I’m thinking of Christmas past as I drive back home to the Wirral. Somehow, I take a wrong turn. I spot a pharmacist’s window display, piled high with dinosaurs, cuddly monkeys, mini tool kits and model aircraft. Cosmic wormhole, or Poulton, I wonder, as I slam on the brakes to take a closer look.
Inside Campbell’s chemist, I meet Val, arranging a display of Matchbox cars and slime-making science kits.
Every shelf, every square inch in this bejewelled cave is overflowing with the kind of gift any wise seven-year-old shopper would hungrily snap up.
“Well, you can’t sell space,” Val says, squeezing a Link gift box into a hollow between packs of cable ties and gleaming manicure sets.
“We’re in a time warp here,” she says. “This shop hasn’t changed in 50 years.”
Val knows, because for the past 50 years, she’s been here: creating the window displays, choosing the gifts, delivering Christmas to generation after generation of Poulton families.
“I drive up to the wholesalers in Manchester every year to get the toys,” Val says, her eyes twinkling like fairy lights. “This is our own little world here. Customers might move away, but they still come back at Christmas. We’ve built our own community.”
“We’ve all grown up with these people,” says Val’s assistant, Julie, reaching into her pocket and fanning out a series of Polaroids on top of a box of squeezy unicorns.
Julie shows me photos of the shop taken some time in the 80s. In a tinselled-off corner of the store, Santa is chatting to a wide-eyed toddler.
“That’s my little girl. She’s 37 now. And Santa was my Dad,” Julie says.
Val tells me she’s 72, and, for the past half-century, she’s witnessed Sooty and Sweep and Sindy dolls, Tweed perfume and Hai Karate. Rubik’s cubes and Platignum pen gift sets.
“Val’s a Christmas problem solver,” Julie says. “Everyone would be lost without her.”
“There was a butcher along here,” Val says, “a lovely cake shop, a pet shop and a haberdasher. They’ve all gone. We’re the last ones standing.”
Abdul, the shop’s owner, pipes up from the back, in between processing prescriptions.
“Amazon can’t fake this,” he says. “Nothing will affect this shop. It will always be here.”
I suppose I thought that about Mitchells. I suppose, as a seven year old, I had no concept of the great day ending, of time passing and loved ones leaving. Of the need to bank those tiny magnificent moments so that I could cash them in later. The gifts that keep on giving.
These little shops of Liverpool, strung out like bright paper chains across the city, might never play a starring role in the story of this city’s Christmasses. No Black Friday sales, no trucked-in markets.
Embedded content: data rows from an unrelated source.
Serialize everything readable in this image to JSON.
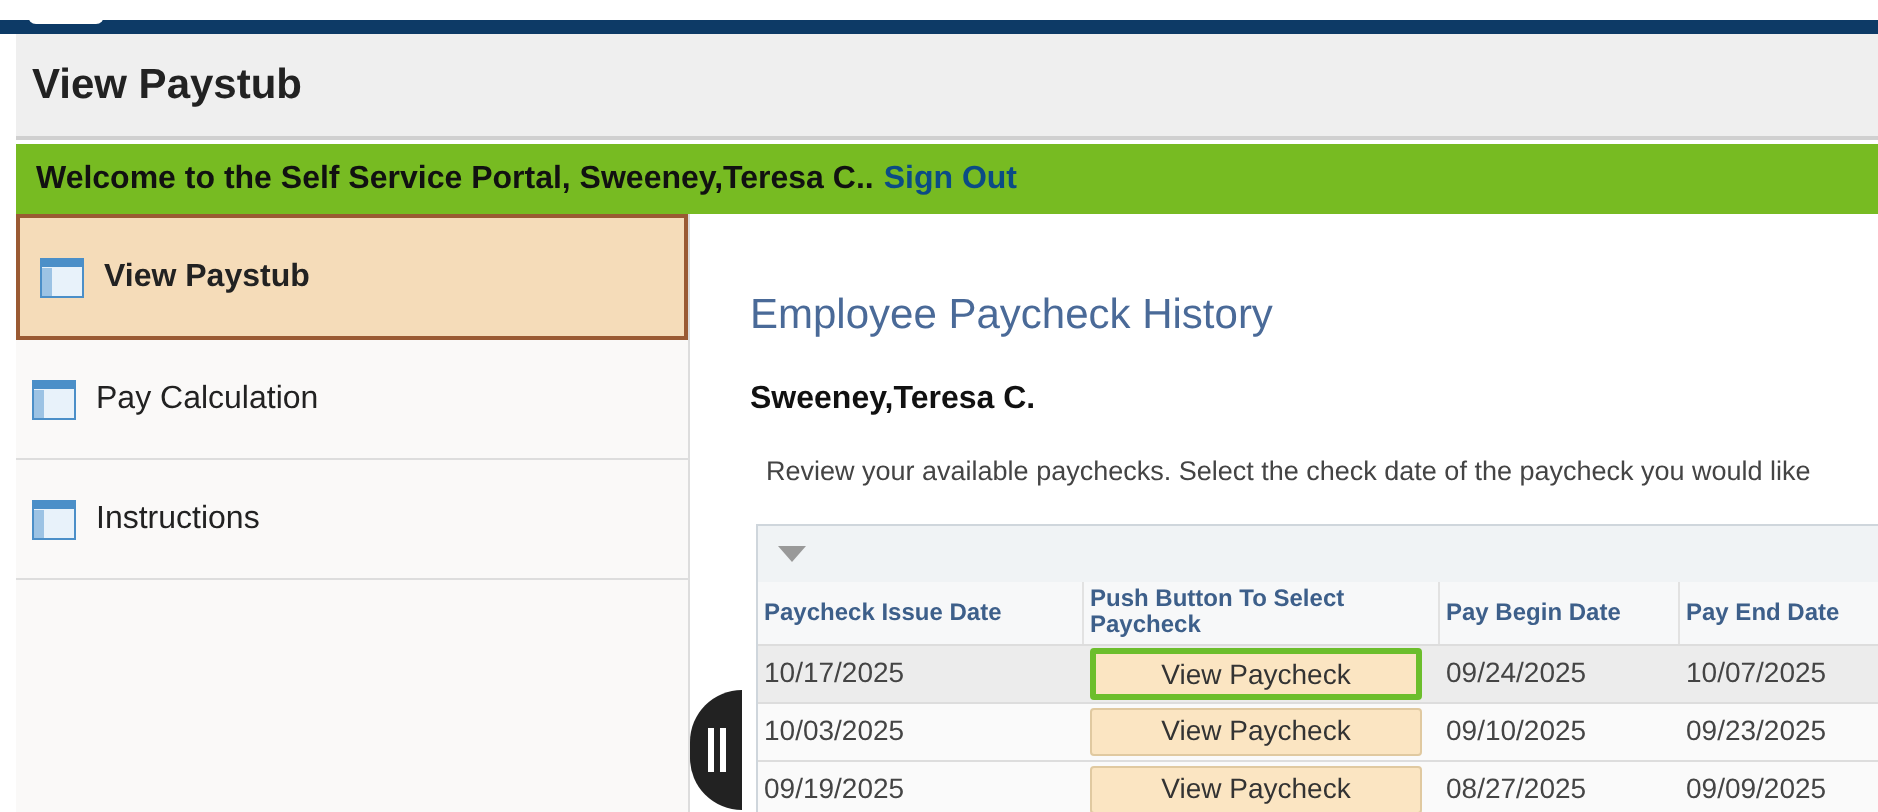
{
  "page_title": "View Paystub",
  "welcome": {
    "text": "Welcome to the Self Service Portal, Sweeney,Teresa C..",
    "link": "Sign Out"
  },
  "sidebar": {
    "items": [
      {
        "label": "View Paystub",
        "selected": true
      },
      {
        "label": "Pay Calculation",
        "selected": false
      },
      {
        "label": "Instructions",
        "selected": false
      }
    ]
  },
  "content": {
    "heading": "Employee Paycheck History",
    "employee": "Sweeney,Teresa C.",
    "instructions": "Review your available paychecks. Select the check date of the paycheck you would like"
  },
  "table": {
    "columns": [
      "Paycheck Issue Date",
      "Push Button To Select Paycheck",
      "Pay Begin Date",
      "Pay End Date"
    ],
    "rows": [
      {
        "issue": "10/17/2025",
        "button": "View Paycheck",
        "begin": "09/24/2025",
        "end": "10/07/2025",
        "selected": true,
        "highlighted": true
      },
      {
        "issue": "10/03/2025",
        "button": "View Paycheck",
        "begin": "09/10/2025",
        "end": "09/23/2025",
        "selected": false,
        "highlighted": false
      },
      {
        "issue": "09/19/2025",
        "button": "View Paycheck",
        "begin": "08/27/2025",
        "end": "09/09/2025",
        "selected": false,
        "highlighted": false
      }
    ]
  }
}
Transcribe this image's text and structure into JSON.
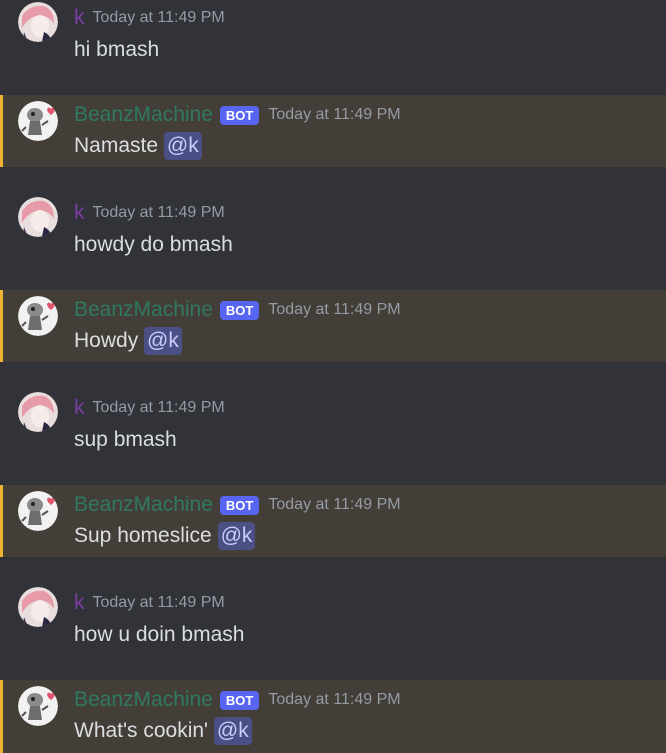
{
  "messages": [
    {
      "author": "k",
      "timestamp": "Today at 11:49 PM",
      "text": "hi bmash"
    },
    {
      "author": "BeanzMachine",
      "bot_tag": "BOT",
      "timestamp": "Today at 11:49 PM",
      "text": "Namaste",
      "mention": "@k"
    },
    {
      "author": "k",
      "timestamp": "Today at 11:49 PM",
      "text": "howdy do bmash"
    },
    {
      "author": "BeanzMachine",
      "bot_tag": "BOT",
      "timestamp": "Today at 11:49 PM",
      "text": "Howdy",
      "mention": "@k"
    },
    {
      "author": "k",
      "timestamp": "Today at 11:49 PM",
      "text": "sup bmash"
    },
    {
      "author": "BeanzMachine",
      "bot_tag": "BOT",
      "timestamp": "Today at 11:49 PM",
      "text": "Sup homeslice",
      "mention": "@k"
    },
    {
      "author": "k",
      "timestamp": "Today at 11:49 PM",
      "text": "how u doin bmash"
    },
    {
      "author": "BeanzMachine",
      "bot_tag": "BOT",
      "timestamp": "Today at 11:49 PM",
      "text": "What's cookin'",
      "mention": "@k"
    }
  ],
  "colors": {
    "background": "#313338",
    "mention_highlight": "#433e37",
    "mention_bar": "#f0b232",
    "user_name": "#7a3ea3",
    "bot_name": "#2f7a5f",
    "bot_tag": "#5865f2",
    "mention_pill": "#4b4f85"
  },
  "icons": {
    "user_avatar": "user-avatar-icon",
    "bot_avatar": "bot-avatar-icon"
  }
}
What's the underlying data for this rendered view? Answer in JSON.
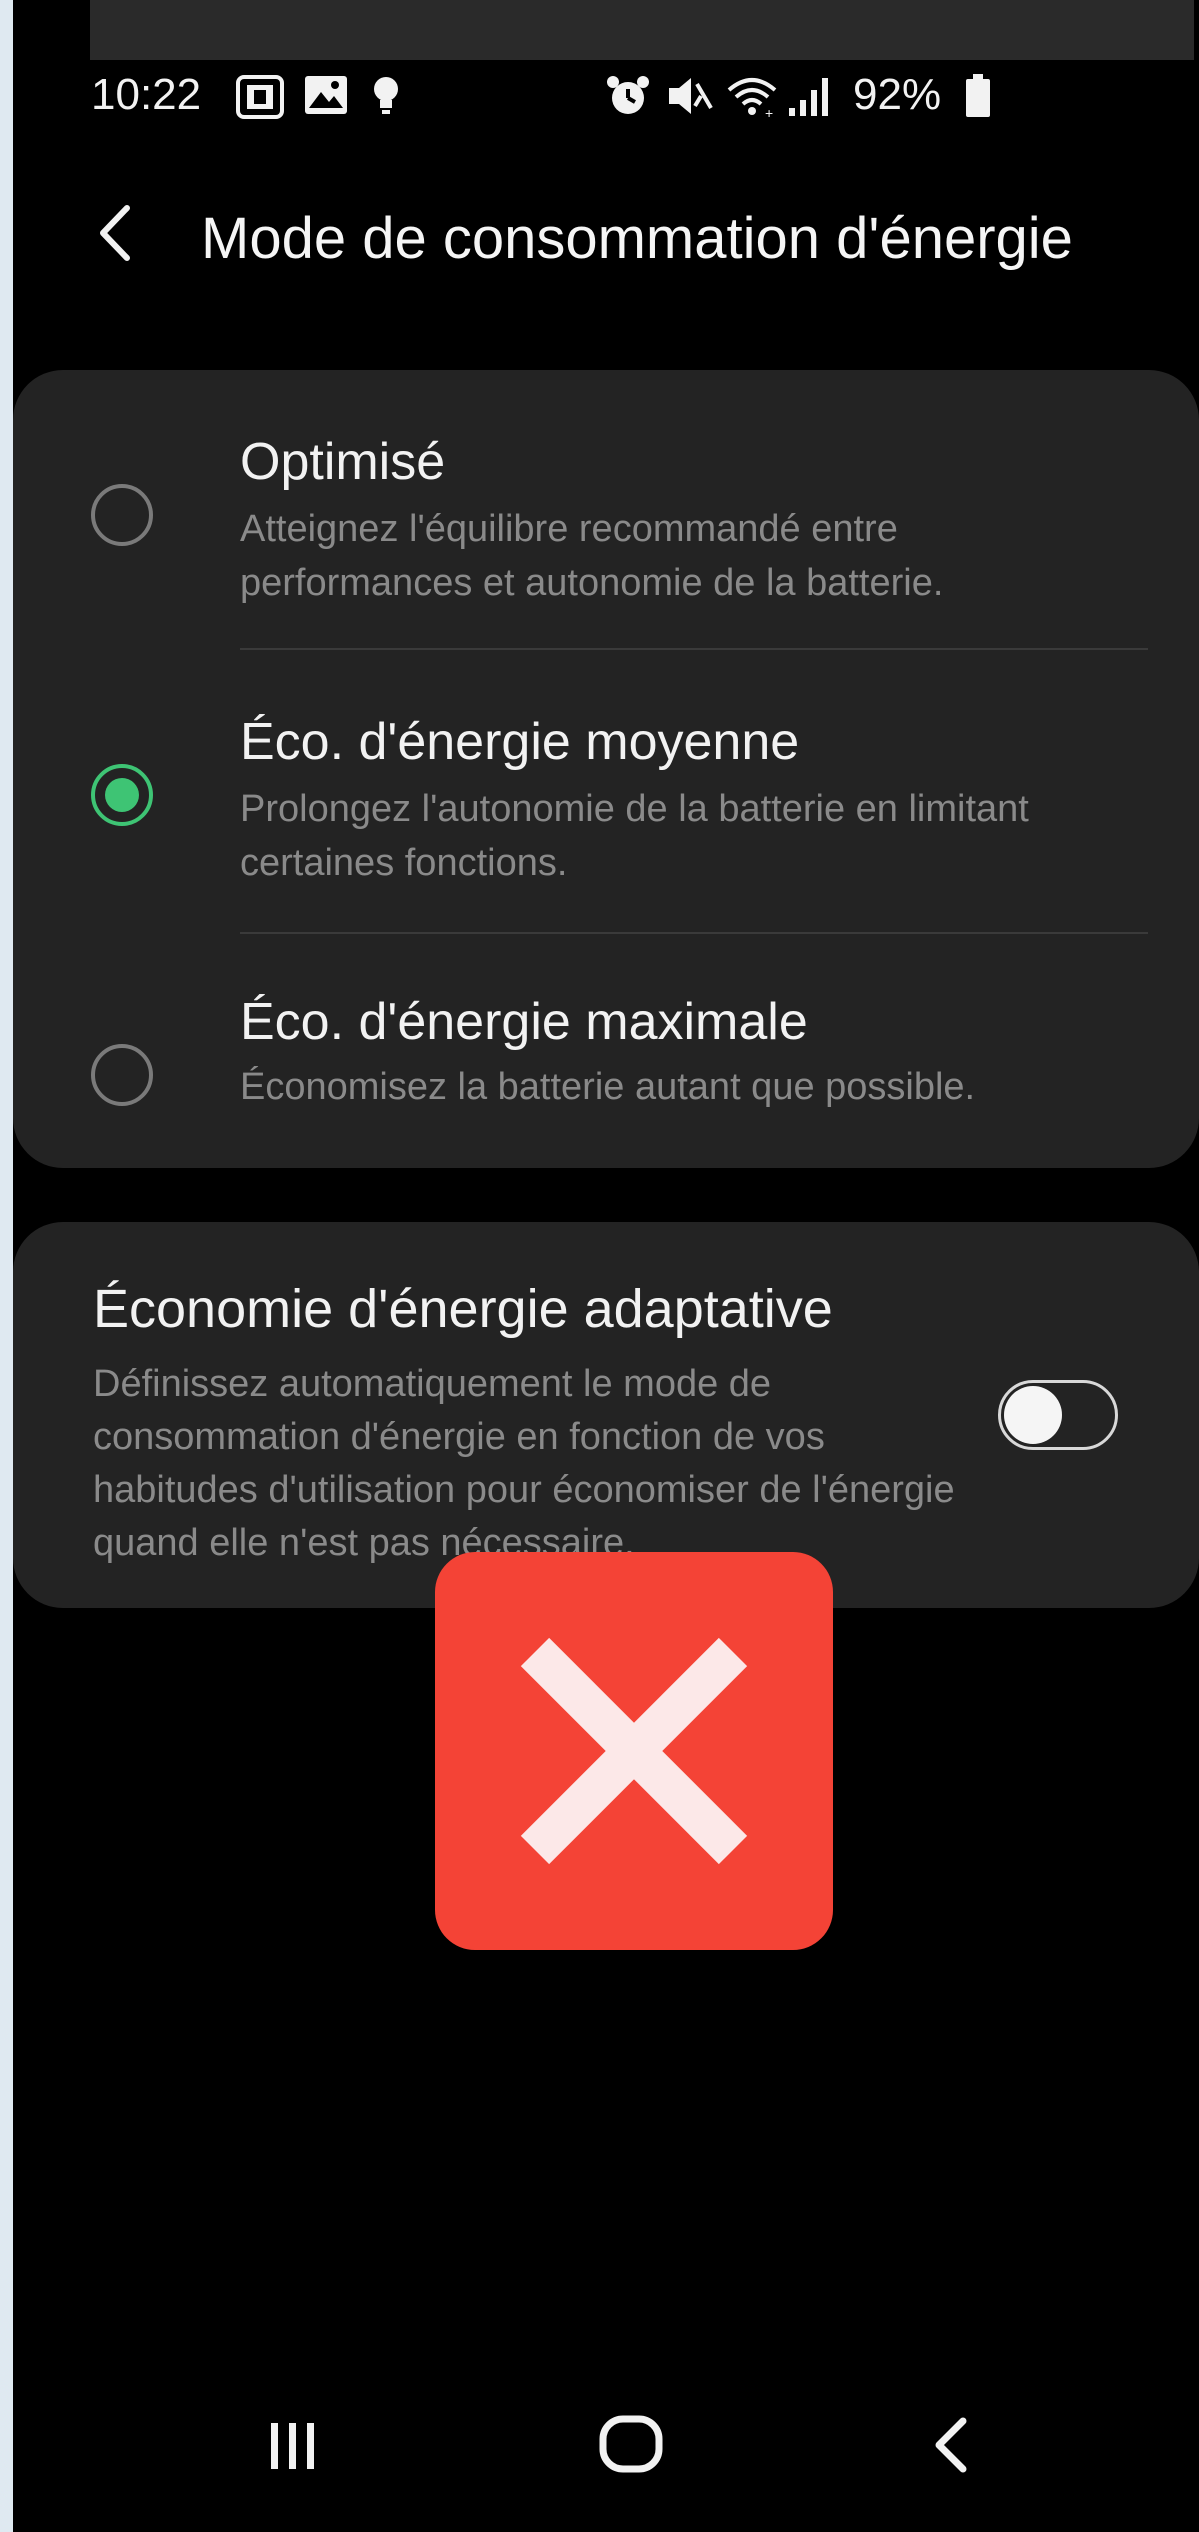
{
  "status_bar": {
    "time": "10:22",
    "battery_percent": "92%",
    "icons": [
      "sim-card-icon",
      "image-icon",
      "bulb-icon",
      "alarm-icon",
      "mute-icon",
      "wifi-icon",
      "signal-icon",
      "battery-icon"
    ]
  },
  "header": {
    "back_icon": "chevron-left-icon",
    "title": "Mode de consommation d'énergie"
  },
  "modes": [
    {
      "title": "Optimisé",
      "description": "Atteignez l'équilibre recommandé entre performances et autonomie de la batterie.",
      "selected": false
    },
    {
      "title": "Éco. d'énergie moyenne",
      "description": "Prolongez l'autonomie de la batterie en limitant certaines fonctions.",
      "selected": true
    },
    {
      "title": "Éco. d'énergie maximale",
      "description": "Économisez la batterie autant que possible.",
      "selected": false
    }
  ],
  "adaptive": {
    "title": "Économie d'énergie adaptative",
    "description": "Définissez automatiquement le mode de consommation d'énergie en fonction de vos habitudes d'utilisation pour économiser de l'énergie quand elle n'est pas nécessaire.",
    "enabled": false
  },
  "overlay": {
    "icon": "close-icon"
  },
  "nav_bar": {
    "icons": [
      "recent-apps-icon",
      "home-icon",
      "back-icon"
    ]
  },
  "colors": {
    "background": "#000000",
    "card": "#232323",
    "accent": "#3ec474",
    "error": "#f44336",
    "text_primary": "#f2f2f2",
    "text_secondary": "#8a8a8a"
  }
}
But this is where my story starts. And as I stand in this lovingly tended grotto of a shop, I’m more convinced than I have been for years, there will always be Christmas.
“Hey Val,” I ask, “how much is that Vileda supermop?”